The Delphi method is a process for reaching group consensus by providing experts with series of questionnaires, as well as the group’s response before each subsequent series.
How the Delphi method works
First of all, the group leader selects a group of experts according to the subject examined. Once all participants are confirmed, each group member receives a questionnaire with instructions for commenting on each topic based on their personal opinion, experience or previous research. The questionnaires are returned to the facilitator who collects the comments and prepares copies of the information. A copy of the compiled comments is sent to each participant, with the possibility to comment further.
At the end of each comment session, all the questionnaires are returned to the facilitator who decides if another round is needed or if the results are ready to be published. The series of questionnaires can be repeated as many times as necessary to achieve a general feeling of consensus.
The pros and cons of the Delphi method
The Delphi method seeks to gather the opinions of a diverse set of experts, and this can be done without having to bring everyone together for a physical meeting. Since participants’ responses are anonymous, individual panelists do not have to worry about the impact on their opinions. Consensus can be reached over time when opinions change, making the method very effective.
However, although the Delphi method allows comments from a diverse group of participants, it does not result in the same type of interaction as a live chat. A live discussion can sometimes produce a better example of consensus, as ideas and perceptions are introduced, broken down and reassessed. Response times with the Delphi method can be long, slowing down the discussion rate. It is also possible that the information received from the experts does not provide any innate value.

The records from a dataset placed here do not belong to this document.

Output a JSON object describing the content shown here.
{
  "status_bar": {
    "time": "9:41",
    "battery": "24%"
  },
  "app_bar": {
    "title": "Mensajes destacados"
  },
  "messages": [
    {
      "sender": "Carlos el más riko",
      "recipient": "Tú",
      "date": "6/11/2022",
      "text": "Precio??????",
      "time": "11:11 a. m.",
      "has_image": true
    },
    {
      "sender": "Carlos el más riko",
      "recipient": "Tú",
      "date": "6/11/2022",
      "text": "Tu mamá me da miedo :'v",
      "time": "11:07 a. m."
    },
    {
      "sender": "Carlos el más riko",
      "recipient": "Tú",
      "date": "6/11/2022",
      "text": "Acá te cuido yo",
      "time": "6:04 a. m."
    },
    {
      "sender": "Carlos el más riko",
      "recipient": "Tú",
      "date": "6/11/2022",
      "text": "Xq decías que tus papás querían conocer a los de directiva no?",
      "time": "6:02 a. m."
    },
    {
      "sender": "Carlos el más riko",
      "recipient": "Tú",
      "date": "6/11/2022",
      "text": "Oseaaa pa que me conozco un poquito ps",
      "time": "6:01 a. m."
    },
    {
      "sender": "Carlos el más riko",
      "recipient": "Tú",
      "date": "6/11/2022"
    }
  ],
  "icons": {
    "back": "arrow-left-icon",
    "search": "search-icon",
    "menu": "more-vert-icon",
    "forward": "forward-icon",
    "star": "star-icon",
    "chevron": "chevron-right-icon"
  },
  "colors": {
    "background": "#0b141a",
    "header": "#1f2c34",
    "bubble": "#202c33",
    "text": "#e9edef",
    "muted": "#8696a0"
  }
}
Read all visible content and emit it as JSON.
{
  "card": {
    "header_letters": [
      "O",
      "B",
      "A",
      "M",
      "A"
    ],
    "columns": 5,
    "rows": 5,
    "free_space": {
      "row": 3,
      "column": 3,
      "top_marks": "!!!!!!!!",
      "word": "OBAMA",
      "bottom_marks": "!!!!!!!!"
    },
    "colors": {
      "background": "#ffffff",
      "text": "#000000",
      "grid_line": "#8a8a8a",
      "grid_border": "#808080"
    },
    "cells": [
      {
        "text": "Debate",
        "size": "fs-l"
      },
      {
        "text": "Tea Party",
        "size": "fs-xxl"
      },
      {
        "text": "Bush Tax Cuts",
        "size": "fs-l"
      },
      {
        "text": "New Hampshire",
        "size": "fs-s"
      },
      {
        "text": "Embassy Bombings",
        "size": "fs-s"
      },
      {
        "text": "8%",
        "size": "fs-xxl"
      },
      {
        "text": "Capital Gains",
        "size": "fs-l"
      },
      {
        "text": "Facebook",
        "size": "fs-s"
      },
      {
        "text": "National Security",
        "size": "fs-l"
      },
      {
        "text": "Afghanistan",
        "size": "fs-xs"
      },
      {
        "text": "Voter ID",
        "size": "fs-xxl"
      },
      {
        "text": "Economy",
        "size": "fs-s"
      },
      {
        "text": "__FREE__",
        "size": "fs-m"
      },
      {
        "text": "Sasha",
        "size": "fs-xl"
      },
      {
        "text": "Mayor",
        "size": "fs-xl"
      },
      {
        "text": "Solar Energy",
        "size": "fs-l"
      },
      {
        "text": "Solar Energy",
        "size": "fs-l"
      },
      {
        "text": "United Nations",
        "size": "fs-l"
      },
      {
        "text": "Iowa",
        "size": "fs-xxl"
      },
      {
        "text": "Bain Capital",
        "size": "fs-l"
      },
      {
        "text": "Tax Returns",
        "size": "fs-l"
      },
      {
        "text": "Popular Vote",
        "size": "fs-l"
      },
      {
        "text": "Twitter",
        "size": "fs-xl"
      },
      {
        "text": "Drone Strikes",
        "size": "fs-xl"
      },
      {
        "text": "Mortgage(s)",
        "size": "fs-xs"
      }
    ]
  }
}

Key points to remember
- The Delphi method is a process used to arrive at a group opinion or decision by interviewing a panel of experts.
- The experts answer several series of questionnaires and the responses are aggregated and shared with the group after each series.
- Experts can adjust their response each round, depending on how they interpret the “group response” provided to them.
- The end result is supposed to be a real consensus on what the group thinks.